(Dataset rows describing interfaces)
• • • • •
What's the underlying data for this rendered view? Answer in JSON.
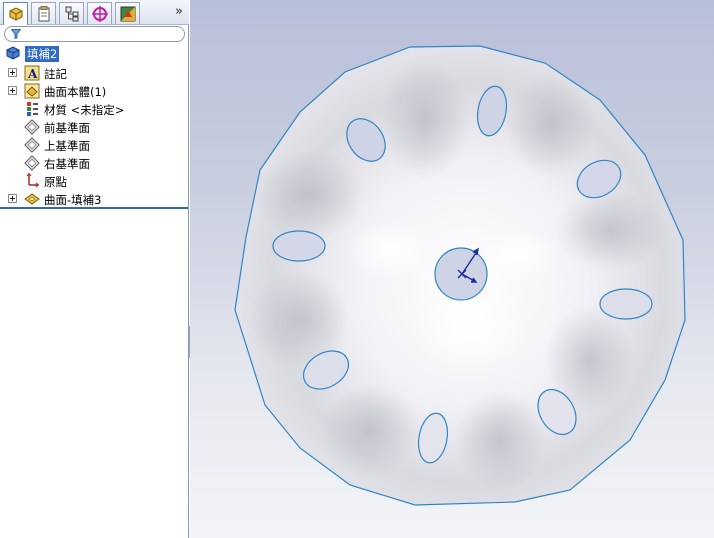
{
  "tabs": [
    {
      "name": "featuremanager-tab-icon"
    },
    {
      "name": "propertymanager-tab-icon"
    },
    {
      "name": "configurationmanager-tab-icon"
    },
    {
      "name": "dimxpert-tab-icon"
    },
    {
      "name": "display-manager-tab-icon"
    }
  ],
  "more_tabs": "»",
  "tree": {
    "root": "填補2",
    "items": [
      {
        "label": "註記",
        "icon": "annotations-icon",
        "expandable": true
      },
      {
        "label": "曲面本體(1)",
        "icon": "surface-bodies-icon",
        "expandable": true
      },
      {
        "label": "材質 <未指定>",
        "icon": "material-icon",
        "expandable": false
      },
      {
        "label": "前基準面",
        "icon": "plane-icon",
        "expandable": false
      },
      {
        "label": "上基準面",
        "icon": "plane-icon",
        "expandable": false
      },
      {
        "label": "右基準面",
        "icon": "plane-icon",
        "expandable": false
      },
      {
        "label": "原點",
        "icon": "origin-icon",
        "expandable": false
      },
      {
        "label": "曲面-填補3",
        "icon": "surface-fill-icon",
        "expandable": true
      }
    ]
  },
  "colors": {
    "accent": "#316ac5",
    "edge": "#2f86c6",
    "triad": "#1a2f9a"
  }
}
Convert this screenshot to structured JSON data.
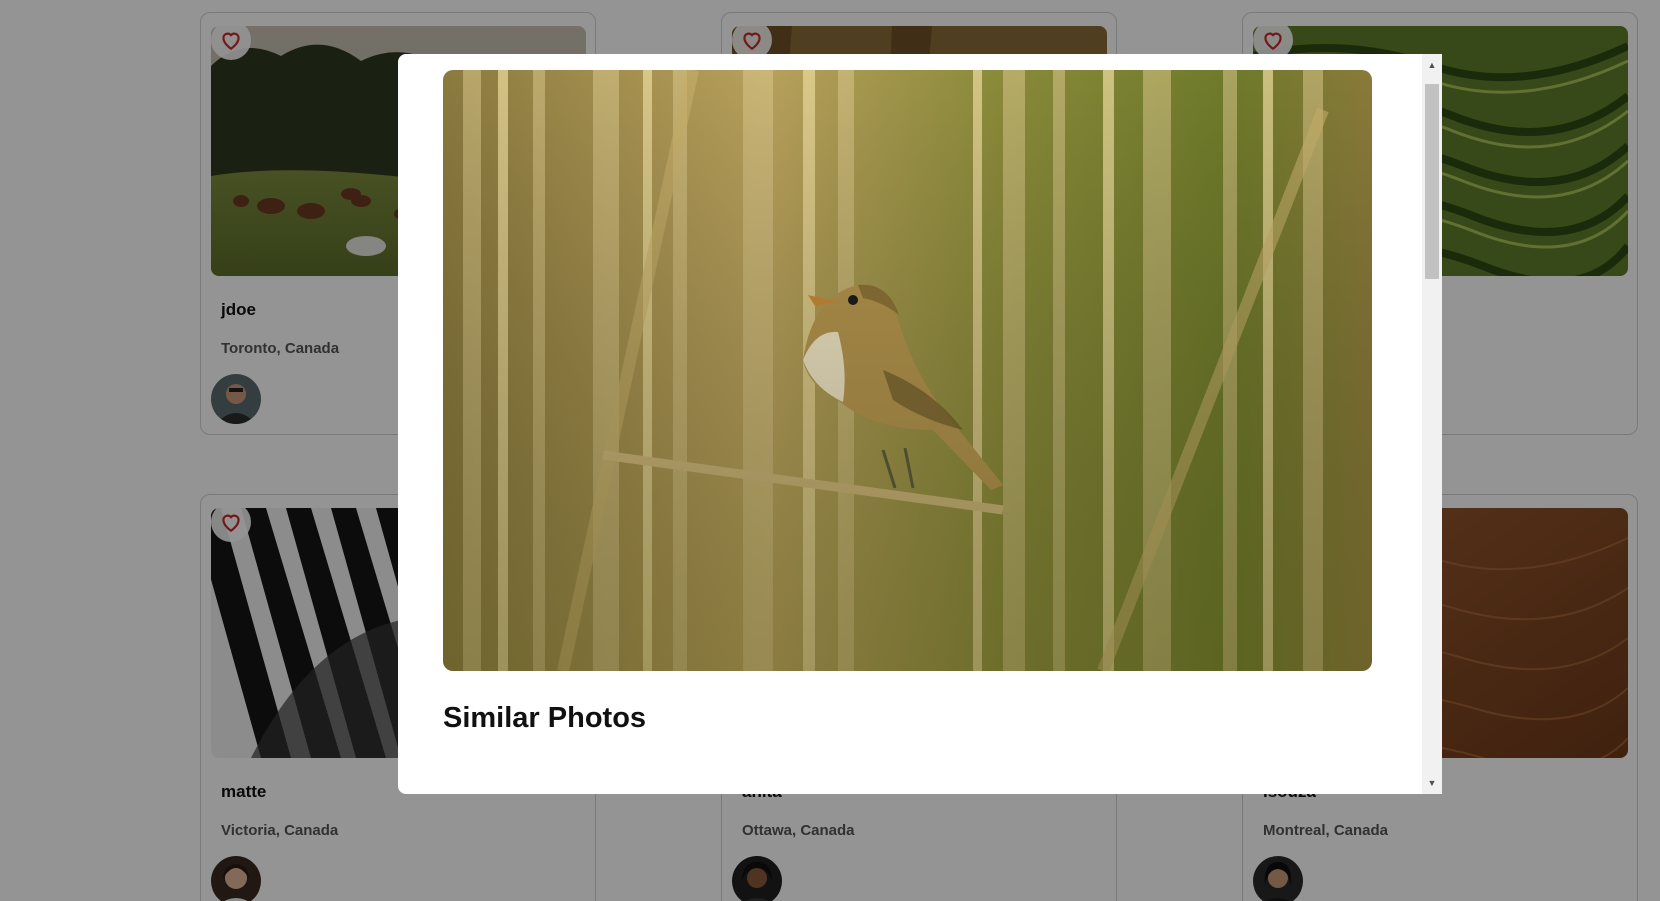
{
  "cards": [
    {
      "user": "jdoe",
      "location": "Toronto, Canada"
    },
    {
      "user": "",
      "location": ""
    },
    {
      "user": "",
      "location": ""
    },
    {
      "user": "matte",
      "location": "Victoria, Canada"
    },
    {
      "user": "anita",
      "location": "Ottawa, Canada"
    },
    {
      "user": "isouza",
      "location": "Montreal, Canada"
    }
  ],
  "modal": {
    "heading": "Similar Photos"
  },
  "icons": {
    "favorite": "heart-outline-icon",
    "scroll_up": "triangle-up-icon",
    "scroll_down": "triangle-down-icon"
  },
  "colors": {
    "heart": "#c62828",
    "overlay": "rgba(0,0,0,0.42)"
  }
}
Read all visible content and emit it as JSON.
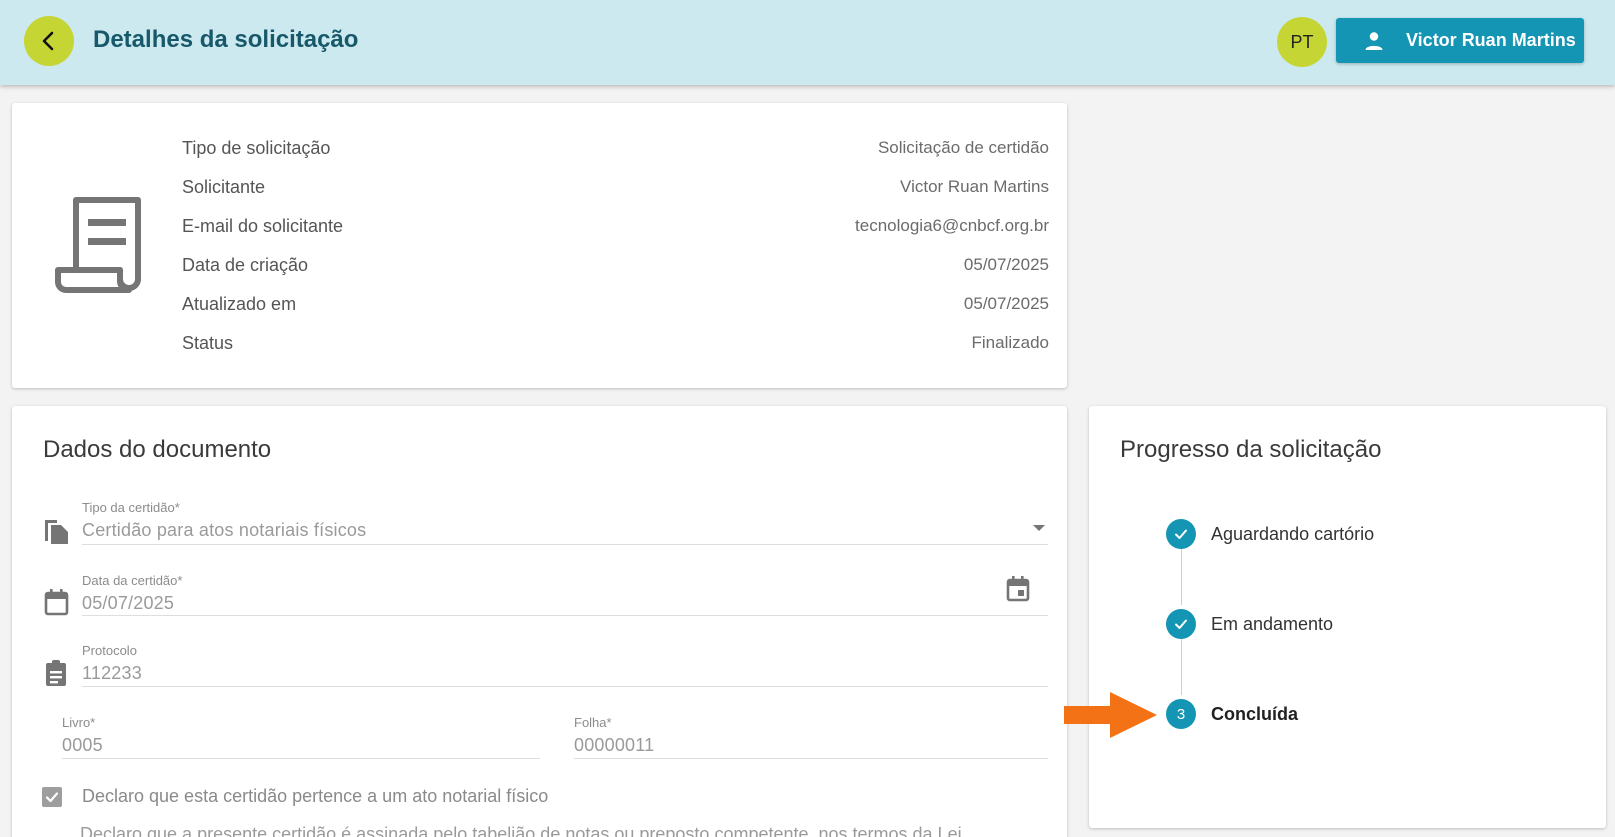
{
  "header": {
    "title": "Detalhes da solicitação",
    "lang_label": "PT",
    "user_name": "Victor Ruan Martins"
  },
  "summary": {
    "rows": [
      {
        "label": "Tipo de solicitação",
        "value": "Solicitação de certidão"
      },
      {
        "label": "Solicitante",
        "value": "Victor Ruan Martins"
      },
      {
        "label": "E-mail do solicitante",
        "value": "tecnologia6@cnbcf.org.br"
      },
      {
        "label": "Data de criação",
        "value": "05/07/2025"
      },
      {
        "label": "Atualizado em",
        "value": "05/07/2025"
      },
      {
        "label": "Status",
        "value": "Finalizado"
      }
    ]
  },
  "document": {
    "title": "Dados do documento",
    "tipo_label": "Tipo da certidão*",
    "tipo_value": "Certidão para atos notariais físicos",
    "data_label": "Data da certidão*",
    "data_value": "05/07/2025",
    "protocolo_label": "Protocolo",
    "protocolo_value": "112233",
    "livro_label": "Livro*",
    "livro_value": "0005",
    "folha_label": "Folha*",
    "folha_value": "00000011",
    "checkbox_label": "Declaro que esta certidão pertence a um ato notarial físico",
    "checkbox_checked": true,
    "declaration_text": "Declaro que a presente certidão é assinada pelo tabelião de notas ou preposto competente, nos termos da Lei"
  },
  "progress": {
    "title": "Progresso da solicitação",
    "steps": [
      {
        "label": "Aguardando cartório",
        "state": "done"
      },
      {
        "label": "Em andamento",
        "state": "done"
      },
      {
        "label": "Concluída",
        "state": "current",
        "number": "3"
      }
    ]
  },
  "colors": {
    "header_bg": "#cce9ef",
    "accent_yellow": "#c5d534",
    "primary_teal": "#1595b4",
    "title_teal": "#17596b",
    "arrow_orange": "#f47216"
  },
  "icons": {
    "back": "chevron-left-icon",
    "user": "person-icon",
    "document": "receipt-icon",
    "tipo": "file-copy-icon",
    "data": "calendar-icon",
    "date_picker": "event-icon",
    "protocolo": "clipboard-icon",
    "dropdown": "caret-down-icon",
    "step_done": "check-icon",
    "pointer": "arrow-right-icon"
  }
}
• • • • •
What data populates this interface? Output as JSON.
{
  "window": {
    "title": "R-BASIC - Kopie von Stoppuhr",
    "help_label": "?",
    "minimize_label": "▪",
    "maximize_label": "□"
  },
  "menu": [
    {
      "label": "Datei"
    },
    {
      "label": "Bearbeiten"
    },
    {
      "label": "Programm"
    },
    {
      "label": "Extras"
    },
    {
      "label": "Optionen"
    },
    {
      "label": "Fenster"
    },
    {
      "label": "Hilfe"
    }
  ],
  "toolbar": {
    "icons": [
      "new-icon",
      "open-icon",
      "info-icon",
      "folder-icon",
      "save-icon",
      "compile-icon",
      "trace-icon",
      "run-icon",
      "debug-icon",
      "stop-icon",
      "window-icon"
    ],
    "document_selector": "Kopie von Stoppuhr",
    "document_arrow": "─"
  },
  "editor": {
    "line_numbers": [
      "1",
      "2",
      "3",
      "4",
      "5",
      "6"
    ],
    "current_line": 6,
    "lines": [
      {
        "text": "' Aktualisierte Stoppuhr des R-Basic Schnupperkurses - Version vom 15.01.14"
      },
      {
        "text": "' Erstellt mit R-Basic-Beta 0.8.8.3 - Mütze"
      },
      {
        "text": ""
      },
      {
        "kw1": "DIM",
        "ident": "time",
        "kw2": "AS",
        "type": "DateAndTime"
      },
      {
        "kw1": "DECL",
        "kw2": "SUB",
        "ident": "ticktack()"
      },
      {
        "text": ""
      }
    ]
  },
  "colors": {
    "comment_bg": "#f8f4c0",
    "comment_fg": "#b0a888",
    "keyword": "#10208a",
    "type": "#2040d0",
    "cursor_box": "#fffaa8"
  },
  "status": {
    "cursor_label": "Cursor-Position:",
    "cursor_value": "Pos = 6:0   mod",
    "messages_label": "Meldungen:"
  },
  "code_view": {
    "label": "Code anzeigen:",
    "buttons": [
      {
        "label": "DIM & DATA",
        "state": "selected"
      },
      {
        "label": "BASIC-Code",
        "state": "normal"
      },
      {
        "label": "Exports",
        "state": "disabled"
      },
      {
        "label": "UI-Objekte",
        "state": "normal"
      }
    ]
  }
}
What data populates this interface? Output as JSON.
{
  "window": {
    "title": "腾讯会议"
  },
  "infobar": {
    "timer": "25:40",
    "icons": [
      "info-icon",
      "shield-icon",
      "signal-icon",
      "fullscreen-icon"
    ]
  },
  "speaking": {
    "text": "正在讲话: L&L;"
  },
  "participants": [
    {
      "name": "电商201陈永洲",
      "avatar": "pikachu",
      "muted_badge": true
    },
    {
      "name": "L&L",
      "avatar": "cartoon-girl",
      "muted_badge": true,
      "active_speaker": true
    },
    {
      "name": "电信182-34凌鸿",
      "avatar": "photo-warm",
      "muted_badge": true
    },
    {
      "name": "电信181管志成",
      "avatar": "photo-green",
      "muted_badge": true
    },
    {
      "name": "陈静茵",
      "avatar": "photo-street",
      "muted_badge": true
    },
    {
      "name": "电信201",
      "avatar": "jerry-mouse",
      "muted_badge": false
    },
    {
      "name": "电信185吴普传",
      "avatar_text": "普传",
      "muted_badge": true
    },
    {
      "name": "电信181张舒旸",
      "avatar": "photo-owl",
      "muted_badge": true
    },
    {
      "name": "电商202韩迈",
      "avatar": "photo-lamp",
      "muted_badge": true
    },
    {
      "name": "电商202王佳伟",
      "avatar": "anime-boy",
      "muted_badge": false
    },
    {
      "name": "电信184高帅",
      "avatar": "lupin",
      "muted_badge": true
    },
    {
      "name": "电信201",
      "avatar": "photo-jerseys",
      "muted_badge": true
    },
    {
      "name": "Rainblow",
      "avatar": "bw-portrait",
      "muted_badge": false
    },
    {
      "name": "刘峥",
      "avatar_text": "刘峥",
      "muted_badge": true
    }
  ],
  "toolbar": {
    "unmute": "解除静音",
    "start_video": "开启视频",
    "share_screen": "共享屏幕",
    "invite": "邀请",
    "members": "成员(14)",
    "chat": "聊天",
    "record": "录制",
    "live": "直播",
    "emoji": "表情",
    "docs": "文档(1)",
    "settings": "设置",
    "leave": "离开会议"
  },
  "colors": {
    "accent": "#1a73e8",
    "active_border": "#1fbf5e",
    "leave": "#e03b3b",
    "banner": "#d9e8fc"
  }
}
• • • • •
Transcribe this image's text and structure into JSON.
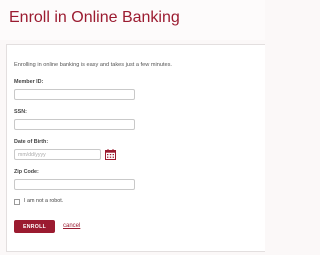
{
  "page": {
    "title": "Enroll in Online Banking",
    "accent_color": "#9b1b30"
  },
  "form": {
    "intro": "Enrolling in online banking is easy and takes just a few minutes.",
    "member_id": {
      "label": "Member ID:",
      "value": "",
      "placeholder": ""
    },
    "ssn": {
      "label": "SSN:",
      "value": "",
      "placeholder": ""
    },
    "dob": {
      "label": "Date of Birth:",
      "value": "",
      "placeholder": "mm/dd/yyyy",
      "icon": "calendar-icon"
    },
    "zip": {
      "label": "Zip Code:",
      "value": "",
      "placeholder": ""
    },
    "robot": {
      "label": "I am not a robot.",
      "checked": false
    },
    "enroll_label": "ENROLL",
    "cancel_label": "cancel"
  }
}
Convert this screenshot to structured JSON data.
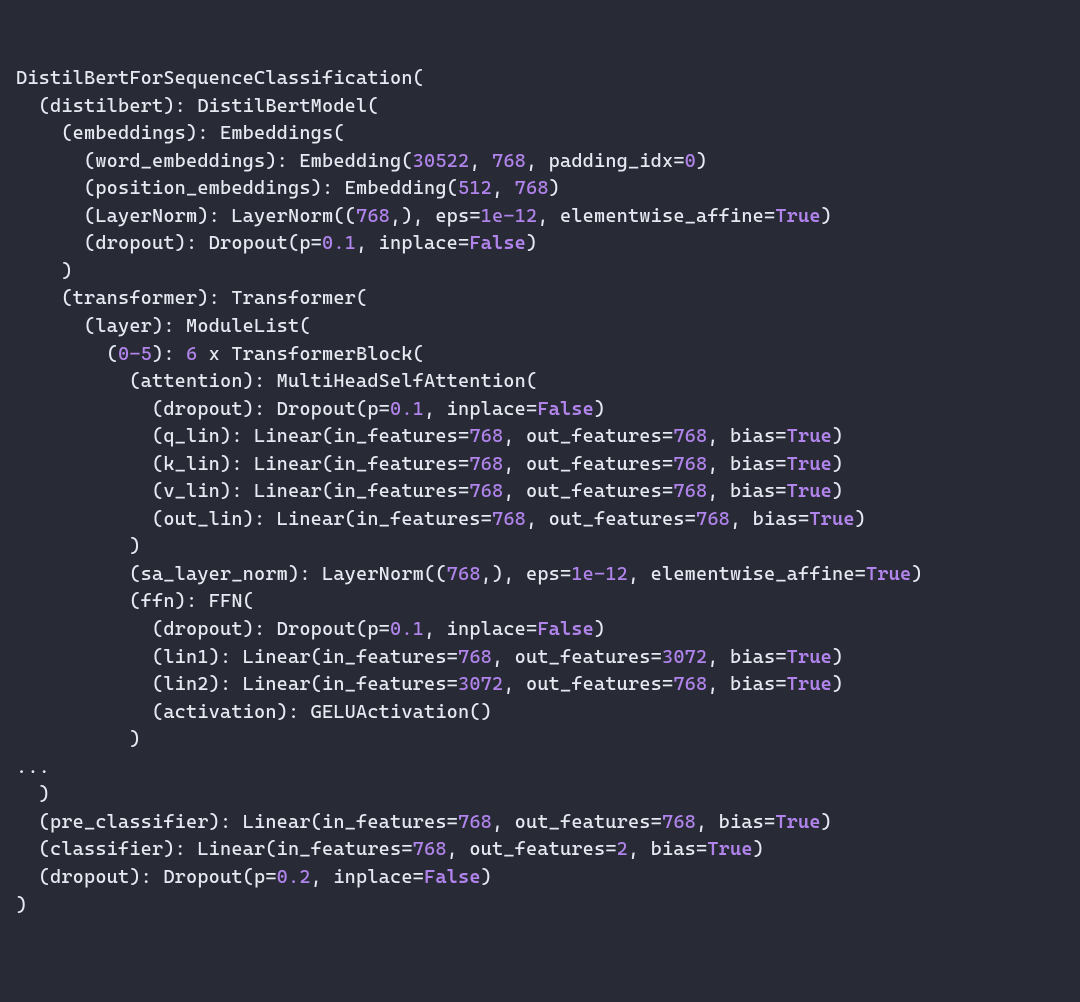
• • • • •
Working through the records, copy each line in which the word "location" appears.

= Your response =
      "location": "Toronto, Canada"
      "location": ""
      "location": ""
      "location": "Victoria, Canada"
      "location": "Ottawa, Canada"
      "location": "Montreal, Canada"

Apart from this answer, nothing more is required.